- **Data section**
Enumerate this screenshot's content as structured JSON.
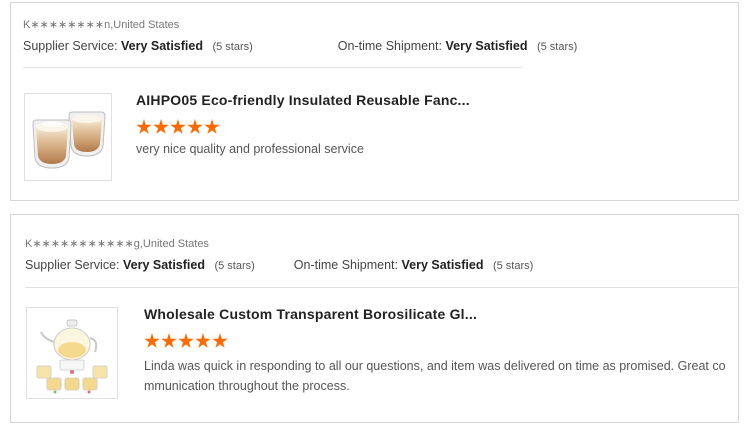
{
  "reviews": [
    {
      "buyer": "K∗∗∗∗∗∗∗∗n,United States",
      "supplier_label": "Supplier Service:",
      "supplier_value": "Very Satisfied",
      "supplier_stars": "(5 stars)",
      "shipment_label": "On-time Shipment:",
      "shipment_value": "Very Satisfied",
      "shipment_stars": "(5 stars)",
      "product_title": "AIHPO05 Eco-friendly Insulated Reusable Fanc...",
      "rating": 5,
      "comment": "very nice quality and professional service",
      "thumb_icon": "double-wall-glass-cups-icon"
    },
    {
      "buyer": "K∗∗∗∗∗∗∗∗∗∗∗g,United States",
      "supplier_label": "Supplier Service:",
      "supplier_value": "Very Satisfied",
      "supplier_stars": "(5 stars)",
      "shipment_label": "On-time Shipment:",
      "shipment_value": "Very Satisfied",
      "shipment_stars": "(5 stars)",
      "product_title": "Wholesale Custom Transparent Borosilicate Gl...",
      "rating": 5,
      "comment": "Linda was quick in responding to all our questions, and item was delivered on time as promised.  Great co mmunication throughout the process.",
      "thumb_icon": "glass-teapot-set-icon"
    }
  ],
  "colors": {
    "star": "#ff6a00",
    "border": "#d6d6d6"
  }
}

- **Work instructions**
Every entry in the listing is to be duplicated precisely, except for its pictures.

- **Response to the exercise**
Enumerate this screenshot's content as structured JSON.
{
  "reviews": [
    {
      "buyer": "K∗∗∗∗∗∗∗∗n,United States",
      "supplier_label": "Supplier Service:",
      "supplier_value": "Very Satisfied",
      "supplier_stars": "(5 stars)",
      "shipment_label": "On-time Shipment:",
      "shipment_value": "Very Satisfied",
      "shipment_stars": "(5 stars)",
      "product_title": "AIHPO05 Eco-friendly Insulated Reusable Fanc...",
      "rating": 5,
      "comment": "very nice quality and professional service",
      "thumb_icon": "double-wall-glass-cups-icon"
    },
    {
      "buyer": "K∗∗∗∗∗∗∗∗∗∗∗g,United States",
      "supplier_label": "Supplier Service:",
      "supplier_value": "Very Satisfied",
      "supplier_stars": "(5 stars)",
      "shipment_label": "On-time Shipment:",
      "shipment_value": "Very Satisfied",
      "shipment_stars": "(5 stars)",
      "product_title": "Wholesale Custom Transparent Borosilicate Gl...",
      "rating": 5,
      "comment": "Linda was quick in responding to all our questions, and item was delivered on time as promised.  Great co mmunication throughout the process.",
      "thumb_icon": "glass-teapot-set-icon"
    }
  ],
  "colors": {
    "star": "#ff6a00",
    "border": "#d6d6d6"
  }
}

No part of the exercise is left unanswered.